Now aged 30, I consider myself “fluent” in three places, by which I mean that I not only speak the local language, but that I also know their traditions, and the values each of theses cherish. I have devised a personal “proof of fluency” test: being able to swear back in the street at someone who insults you (in the unlikely event of this happening) and being able to use the local public transport systems confidently (as in: knowing if you need to press the door button in order for the tube doors to open). Currently, I pass this test in three cities: Brussels, Milan and London.

I have lived in other places, including Edinburgh (as an exchange student) and Strasbourg (as an intern at the Council of Europe), but these stays have been too short for me to have really absorbed the local “essence”.

My cats, Tosca and Mirza (= The Prettiest)

My cats, Tosca and Mirza (= The Prettiest)
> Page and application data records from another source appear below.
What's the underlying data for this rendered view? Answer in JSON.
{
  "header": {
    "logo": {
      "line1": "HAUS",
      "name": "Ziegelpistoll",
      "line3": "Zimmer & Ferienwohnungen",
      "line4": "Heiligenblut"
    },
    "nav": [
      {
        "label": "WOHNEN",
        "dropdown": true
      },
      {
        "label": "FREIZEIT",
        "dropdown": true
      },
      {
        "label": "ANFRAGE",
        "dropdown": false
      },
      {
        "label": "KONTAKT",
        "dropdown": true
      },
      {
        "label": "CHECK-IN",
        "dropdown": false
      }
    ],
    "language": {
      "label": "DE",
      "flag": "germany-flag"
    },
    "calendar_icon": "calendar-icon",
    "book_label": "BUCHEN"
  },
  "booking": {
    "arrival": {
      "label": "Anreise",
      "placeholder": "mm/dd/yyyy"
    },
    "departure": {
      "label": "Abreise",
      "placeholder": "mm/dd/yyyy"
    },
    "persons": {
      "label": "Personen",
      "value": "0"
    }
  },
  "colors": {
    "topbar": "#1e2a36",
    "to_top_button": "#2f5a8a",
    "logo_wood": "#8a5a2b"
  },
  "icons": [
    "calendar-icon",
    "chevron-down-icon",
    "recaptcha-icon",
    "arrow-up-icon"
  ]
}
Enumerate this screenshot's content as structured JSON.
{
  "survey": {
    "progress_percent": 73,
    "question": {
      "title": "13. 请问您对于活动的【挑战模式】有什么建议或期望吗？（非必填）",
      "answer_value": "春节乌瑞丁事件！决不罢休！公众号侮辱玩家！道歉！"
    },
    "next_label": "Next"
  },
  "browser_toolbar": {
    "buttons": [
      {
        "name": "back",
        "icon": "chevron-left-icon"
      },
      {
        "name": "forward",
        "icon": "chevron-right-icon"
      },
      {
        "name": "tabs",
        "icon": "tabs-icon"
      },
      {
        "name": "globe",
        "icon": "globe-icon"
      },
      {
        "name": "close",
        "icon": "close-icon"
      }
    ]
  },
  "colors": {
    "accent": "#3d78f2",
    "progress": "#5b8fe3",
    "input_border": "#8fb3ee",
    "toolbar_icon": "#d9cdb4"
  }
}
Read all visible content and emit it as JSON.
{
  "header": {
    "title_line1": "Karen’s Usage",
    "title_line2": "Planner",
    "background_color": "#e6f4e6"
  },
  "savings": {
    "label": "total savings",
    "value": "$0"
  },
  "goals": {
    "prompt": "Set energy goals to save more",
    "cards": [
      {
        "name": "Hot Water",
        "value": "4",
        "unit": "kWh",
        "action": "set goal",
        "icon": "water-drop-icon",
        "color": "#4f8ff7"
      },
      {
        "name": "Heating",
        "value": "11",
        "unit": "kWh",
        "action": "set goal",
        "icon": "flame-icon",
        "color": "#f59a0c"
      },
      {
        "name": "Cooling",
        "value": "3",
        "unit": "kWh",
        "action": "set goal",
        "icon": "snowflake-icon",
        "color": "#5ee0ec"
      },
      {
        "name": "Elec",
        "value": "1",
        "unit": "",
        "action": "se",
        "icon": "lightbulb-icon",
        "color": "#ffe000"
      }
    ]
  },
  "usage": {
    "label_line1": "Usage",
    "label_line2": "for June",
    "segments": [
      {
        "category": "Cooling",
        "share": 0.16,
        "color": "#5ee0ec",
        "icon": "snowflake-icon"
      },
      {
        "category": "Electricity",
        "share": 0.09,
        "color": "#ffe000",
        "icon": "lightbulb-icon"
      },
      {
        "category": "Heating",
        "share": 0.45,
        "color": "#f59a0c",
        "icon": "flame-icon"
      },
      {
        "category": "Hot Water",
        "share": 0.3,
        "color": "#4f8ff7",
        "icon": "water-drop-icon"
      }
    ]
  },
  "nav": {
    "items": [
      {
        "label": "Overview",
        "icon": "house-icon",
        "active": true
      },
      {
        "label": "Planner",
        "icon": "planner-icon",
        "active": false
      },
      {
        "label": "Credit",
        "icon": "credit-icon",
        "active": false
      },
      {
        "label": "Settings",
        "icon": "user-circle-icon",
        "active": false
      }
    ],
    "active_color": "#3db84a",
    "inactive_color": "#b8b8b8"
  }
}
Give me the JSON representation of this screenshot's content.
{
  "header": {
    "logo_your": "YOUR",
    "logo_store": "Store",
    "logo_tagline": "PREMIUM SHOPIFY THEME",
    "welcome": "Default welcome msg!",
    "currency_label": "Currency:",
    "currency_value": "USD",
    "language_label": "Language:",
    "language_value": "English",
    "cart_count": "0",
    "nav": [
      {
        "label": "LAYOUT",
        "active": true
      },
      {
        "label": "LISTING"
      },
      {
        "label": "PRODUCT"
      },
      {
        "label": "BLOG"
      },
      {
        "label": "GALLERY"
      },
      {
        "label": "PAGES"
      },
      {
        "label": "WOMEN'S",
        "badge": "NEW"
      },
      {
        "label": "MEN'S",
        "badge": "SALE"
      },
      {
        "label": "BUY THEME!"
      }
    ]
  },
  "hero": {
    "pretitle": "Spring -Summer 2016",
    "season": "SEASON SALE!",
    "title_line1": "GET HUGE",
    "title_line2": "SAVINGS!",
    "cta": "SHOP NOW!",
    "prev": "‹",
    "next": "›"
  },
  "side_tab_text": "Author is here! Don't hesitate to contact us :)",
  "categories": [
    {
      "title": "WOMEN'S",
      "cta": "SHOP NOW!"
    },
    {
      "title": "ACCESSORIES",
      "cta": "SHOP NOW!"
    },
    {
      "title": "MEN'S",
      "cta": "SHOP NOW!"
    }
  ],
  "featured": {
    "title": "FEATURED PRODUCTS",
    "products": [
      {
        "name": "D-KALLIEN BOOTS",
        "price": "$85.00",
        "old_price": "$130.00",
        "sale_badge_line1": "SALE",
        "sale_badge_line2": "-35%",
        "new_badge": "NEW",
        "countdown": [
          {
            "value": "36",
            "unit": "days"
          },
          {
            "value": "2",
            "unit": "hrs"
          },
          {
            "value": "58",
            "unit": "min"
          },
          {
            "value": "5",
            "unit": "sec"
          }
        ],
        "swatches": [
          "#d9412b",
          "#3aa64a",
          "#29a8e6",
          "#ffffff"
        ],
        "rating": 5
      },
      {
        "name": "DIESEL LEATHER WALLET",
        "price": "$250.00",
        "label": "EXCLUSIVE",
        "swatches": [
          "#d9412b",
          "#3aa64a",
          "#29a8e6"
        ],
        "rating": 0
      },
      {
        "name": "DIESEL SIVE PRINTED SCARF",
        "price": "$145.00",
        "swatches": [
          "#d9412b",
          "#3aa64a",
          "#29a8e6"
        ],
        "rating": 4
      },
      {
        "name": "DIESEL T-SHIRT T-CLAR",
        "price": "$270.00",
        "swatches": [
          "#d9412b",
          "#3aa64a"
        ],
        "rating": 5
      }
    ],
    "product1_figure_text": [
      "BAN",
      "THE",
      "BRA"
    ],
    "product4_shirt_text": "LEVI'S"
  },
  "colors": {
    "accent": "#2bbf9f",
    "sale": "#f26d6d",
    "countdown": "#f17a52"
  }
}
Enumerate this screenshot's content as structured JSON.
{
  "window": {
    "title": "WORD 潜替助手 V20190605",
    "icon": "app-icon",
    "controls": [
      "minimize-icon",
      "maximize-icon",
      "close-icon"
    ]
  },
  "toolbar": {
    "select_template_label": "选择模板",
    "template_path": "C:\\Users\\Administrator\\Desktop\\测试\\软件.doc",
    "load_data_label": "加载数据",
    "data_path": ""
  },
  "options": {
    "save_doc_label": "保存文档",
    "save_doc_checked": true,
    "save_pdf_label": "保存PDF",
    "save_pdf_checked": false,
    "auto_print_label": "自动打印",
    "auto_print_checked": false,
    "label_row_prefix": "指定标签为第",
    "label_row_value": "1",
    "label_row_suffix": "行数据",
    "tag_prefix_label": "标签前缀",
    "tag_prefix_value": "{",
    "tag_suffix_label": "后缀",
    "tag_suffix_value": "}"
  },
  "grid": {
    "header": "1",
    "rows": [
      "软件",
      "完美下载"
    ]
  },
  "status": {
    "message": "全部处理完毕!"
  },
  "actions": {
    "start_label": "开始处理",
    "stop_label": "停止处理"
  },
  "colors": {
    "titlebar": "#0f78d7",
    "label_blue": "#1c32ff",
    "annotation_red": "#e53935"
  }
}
(I didn’t really know which picture to choose to illustrate this post (pictures of me on the web are a no-go), so I have opted for a photo of my cats – both of whom have flown to cats’ heaven now, sadly. I think they’re the prettiest.)

What about art, in all this? I moved to Milan for love (how banal), but ended up finding a job I was passionate about, at an opera house “making history since 1778”. And if I decided to leave everything for London, it was mainly for the art that this city has to offer. The National Gallery and the Victoria and Albert have a lot to answer for, in my case…

I would like to stress that I choose to mainly speak about cities, rather countries. This is because I know that I would have gained very different experiences if I had lived 5 years in Naples instead of Milan. Ditto with London: just as New York is not the US, London does not equal England or the UK – it is sui generis.

Recently I have caught myself dreaming about living in a sort of ideal place, which would include the best of my three cities. Mainly it’s the various friends that I would like to “bundle” (although I have many more friends, in many more countries).

In addition to them, there are a few things, and a few ideas and values, which I would import from Brussels, Milan and London into my “ideal country”. I tried to fit all of these into one post, but it proved too long and I have decided to split this into three posts, one for each of the coming days. So: à demain/a domani!

Forget Paris’ Père Lachaise, forget Milan’s Cimitero Monumentale, this is the real thing. Abney Park, in Stoke Newington (London), is the kind of cemetery you usually only see in film: gothic, romantic, deliciously decadent.

Best enjoyed in autumn. (Like, now, for instance).